((

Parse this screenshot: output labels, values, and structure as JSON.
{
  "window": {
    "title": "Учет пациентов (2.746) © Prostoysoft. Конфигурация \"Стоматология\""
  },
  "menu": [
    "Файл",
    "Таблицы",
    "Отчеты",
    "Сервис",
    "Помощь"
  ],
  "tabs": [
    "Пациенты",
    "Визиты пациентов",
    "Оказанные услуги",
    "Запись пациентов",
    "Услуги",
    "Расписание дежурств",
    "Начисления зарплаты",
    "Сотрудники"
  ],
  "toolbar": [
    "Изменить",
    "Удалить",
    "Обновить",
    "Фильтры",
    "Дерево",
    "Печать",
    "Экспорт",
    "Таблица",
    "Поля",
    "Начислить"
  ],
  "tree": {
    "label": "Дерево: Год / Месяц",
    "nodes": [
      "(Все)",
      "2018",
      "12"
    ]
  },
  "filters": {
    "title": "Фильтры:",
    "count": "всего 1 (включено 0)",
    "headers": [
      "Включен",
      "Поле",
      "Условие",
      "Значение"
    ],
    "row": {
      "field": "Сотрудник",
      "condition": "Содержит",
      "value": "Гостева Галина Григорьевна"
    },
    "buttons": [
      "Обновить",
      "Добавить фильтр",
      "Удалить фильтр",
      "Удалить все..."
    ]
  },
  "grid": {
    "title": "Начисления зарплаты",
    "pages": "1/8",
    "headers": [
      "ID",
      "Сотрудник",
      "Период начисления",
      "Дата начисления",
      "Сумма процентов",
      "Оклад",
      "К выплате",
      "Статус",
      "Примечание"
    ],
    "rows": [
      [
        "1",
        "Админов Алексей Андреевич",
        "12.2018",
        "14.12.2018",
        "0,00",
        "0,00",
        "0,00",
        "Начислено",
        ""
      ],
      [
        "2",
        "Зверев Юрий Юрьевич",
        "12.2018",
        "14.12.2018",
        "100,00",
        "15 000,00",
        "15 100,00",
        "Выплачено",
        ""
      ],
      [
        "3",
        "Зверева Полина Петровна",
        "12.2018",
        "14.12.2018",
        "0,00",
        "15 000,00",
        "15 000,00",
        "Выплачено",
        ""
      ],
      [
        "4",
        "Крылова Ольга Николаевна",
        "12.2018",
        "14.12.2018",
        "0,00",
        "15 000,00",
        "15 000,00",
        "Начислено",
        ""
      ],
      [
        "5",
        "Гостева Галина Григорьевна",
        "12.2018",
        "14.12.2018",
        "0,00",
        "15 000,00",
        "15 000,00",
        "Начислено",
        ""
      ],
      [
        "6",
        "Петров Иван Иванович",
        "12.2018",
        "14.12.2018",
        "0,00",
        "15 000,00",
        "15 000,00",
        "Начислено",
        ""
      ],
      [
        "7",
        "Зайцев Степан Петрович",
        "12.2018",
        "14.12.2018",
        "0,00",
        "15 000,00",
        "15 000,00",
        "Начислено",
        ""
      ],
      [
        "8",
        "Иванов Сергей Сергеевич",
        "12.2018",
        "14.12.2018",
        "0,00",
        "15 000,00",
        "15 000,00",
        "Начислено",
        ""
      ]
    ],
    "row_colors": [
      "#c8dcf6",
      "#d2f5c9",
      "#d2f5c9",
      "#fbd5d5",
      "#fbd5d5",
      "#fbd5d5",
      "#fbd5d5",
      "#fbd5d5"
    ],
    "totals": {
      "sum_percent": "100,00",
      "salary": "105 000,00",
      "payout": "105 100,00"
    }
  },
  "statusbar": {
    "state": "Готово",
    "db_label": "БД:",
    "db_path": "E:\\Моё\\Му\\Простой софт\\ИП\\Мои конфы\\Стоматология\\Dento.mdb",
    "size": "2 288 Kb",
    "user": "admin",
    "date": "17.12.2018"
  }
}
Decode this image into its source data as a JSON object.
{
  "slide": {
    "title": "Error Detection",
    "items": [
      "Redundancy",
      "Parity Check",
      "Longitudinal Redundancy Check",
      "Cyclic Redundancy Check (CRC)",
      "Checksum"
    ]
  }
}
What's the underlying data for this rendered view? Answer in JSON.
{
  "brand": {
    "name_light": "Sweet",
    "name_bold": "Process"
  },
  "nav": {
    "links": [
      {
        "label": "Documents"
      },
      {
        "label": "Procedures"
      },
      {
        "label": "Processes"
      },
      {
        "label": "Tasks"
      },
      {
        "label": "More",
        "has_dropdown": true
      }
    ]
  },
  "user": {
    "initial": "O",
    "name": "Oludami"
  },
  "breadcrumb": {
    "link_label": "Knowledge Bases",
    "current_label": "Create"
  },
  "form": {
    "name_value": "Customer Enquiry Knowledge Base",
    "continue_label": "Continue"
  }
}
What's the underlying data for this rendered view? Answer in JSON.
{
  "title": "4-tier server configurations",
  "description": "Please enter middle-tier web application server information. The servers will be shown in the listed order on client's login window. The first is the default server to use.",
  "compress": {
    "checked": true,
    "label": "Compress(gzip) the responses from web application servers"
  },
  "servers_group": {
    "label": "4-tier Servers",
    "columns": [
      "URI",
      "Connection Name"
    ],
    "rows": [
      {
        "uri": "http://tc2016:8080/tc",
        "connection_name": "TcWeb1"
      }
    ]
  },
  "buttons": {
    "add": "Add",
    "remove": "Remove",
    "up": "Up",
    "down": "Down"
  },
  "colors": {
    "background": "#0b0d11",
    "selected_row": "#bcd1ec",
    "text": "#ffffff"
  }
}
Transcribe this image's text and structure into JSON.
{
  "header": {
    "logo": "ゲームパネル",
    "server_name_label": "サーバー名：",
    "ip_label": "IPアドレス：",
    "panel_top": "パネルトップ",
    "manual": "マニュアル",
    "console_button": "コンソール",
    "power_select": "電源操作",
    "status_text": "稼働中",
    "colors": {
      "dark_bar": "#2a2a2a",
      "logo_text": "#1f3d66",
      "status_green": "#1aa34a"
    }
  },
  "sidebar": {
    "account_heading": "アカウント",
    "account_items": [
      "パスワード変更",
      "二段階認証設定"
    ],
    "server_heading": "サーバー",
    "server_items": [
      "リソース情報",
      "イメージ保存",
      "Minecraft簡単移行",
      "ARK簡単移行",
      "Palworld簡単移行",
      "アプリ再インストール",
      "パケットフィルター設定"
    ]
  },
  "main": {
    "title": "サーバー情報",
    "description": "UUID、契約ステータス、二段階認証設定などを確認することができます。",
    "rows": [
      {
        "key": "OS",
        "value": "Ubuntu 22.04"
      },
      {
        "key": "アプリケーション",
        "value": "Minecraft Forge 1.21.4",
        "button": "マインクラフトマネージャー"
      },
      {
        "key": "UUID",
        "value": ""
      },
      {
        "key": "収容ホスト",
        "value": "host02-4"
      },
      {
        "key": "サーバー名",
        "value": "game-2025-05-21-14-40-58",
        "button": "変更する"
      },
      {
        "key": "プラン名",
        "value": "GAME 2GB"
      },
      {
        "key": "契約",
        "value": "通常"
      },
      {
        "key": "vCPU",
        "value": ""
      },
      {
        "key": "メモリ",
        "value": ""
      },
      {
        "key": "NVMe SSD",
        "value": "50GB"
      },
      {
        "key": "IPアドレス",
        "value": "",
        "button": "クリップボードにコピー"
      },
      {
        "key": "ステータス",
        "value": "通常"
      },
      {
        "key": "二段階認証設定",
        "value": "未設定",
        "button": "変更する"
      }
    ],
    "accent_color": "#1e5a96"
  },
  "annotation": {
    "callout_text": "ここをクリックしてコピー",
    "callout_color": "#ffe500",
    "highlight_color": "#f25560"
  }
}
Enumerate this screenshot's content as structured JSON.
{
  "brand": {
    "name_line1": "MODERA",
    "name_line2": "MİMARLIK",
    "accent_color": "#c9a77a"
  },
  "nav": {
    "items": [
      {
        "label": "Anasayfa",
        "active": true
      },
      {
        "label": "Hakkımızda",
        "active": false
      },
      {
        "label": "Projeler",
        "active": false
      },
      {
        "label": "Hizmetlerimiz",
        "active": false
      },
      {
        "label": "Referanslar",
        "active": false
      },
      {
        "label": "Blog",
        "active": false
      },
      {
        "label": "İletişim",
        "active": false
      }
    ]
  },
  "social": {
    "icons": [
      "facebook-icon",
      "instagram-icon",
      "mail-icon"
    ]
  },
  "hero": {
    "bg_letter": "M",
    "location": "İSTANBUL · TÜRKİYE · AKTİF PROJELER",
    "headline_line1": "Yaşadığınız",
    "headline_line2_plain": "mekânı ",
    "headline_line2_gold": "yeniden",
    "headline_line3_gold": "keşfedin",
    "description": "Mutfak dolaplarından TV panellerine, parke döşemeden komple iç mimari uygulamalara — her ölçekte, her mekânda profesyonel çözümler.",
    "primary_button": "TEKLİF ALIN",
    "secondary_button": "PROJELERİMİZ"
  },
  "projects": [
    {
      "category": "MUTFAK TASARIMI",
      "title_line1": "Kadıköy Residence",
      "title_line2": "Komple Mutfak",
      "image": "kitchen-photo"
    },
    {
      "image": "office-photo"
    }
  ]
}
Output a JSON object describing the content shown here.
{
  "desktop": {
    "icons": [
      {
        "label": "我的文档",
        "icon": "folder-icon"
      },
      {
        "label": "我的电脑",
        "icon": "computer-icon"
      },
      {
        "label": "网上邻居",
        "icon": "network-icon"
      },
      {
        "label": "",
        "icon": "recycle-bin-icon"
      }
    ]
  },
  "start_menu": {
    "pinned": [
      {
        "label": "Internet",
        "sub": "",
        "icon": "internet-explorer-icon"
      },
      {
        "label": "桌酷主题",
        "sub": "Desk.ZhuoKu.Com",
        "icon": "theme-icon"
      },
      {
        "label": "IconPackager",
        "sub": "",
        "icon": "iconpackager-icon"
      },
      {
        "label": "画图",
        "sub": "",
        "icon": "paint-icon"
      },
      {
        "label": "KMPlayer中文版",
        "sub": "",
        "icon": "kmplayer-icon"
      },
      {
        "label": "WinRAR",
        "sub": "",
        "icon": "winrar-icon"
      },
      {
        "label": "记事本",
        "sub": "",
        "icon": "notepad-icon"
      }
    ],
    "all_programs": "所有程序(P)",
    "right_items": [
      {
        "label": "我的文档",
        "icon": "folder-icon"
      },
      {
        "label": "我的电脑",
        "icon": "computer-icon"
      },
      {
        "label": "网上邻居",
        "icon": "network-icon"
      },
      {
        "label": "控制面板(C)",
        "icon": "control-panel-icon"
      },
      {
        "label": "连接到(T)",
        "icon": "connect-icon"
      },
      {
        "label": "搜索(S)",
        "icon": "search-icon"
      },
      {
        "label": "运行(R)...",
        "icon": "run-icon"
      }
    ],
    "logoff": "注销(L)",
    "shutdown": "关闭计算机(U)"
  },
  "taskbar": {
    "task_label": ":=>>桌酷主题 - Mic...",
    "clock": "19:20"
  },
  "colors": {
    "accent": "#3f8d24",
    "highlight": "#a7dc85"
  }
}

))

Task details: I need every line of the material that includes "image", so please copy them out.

Output:
Decode this image into its source data as a JSON object.
Transcribe this image's text and structure into JSON.
      "image": "kitchen-photo"
      "image": "office-photo"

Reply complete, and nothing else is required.